The mean-minimum-distance of a key to all other keys
in the web-of-trust gives some idea of the connectedness
of the key. This is done in Drew Streib and Jason Harris'
But it does not express how the key
contributes to the infrastructure of the web-of-trust.
It would be nice to have measurement of, e.g.,
the number of otherwise disjoint communities which
are connected only or mainly through a key.
A quantity that expresses something like this is the
Betweenness Centrality. In a nutshell, it is the
number of shortest paths which lead through a vertex in
a graph. The paths are taken from every vertex, to
every vertex. If there is more than one shortest path
between two vertices, the centrality of the vertices on
the paths is increased only by the fraction of paths
which they are part of.
Formally, Betweenness Centrality of a vertex v is defined as
the sum of [(number of shortest paths from s to t
that go through v) divided by (number of shortest paths
from s to t)], where s and t
run over all pairwise different vertices ≠ v.
The code in
computes the betweenness centrality
of all keys of a graph. The graph must be presented in
the preprocess.keys format as in keyanalyze.
To compile the code, simply type '
make'. If your system
does not have
/usr/include/sys/tree.h you have to un-comment one line
Makefile, see there.
The algorithm used to compute the Betweenness
Centrality was taken from a paper by Ulrik Brandes,
“A Faster Algorithm for Betweenness Centrality”
in “Journal of Mathematical Sociology”, 25(5):163-177, 2001.
The time-complexity is O(nm), where n is the number of
vertices (keys) and m the number of edges (signatures).

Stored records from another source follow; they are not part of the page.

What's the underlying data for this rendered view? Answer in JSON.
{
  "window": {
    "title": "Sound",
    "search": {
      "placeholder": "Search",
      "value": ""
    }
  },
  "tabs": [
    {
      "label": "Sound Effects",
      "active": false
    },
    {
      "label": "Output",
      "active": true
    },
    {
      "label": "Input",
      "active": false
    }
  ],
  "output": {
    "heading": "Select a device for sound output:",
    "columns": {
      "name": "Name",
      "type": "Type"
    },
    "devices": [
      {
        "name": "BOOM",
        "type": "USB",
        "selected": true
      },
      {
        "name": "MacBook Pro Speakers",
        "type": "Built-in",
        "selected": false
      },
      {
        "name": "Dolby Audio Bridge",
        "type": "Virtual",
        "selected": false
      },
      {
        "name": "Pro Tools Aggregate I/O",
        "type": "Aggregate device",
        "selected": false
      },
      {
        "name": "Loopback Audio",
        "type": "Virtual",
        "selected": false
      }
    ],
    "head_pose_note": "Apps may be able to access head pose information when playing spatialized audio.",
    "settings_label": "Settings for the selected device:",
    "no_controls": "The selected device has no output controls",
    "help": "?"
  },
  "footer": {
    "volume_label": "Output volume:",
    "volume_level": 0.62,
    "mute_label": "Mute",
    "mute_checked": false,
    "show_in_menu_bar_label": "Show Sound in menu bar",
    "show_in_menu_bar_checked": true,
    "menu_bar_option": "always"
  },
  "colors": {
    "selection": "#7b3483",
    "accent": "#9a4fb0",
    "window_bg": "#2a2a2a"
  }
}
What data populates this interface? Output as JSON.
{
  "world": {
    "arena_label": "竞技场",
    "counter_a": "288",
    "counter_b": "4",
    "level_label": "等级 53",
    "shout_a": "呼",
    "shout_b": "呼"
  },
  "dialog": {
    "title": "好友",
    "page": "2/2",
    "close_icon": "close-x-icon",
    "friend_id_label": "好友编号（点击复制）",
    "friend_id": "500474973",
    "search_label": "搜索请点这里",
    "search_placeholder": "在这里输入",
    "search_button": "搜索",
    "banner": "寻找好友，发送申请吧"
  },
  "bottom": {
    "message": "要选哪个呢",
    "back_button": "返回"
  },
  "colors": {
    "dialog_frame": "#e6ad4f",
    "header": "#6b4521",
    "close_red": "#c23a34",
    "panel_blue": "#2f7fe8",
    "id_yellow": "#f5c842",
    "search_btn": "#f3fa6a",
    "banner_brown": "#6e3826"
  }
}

The space-complexity is O(n + m), but my clumsy
implementation might scale worse.
The code is available under the MIT license.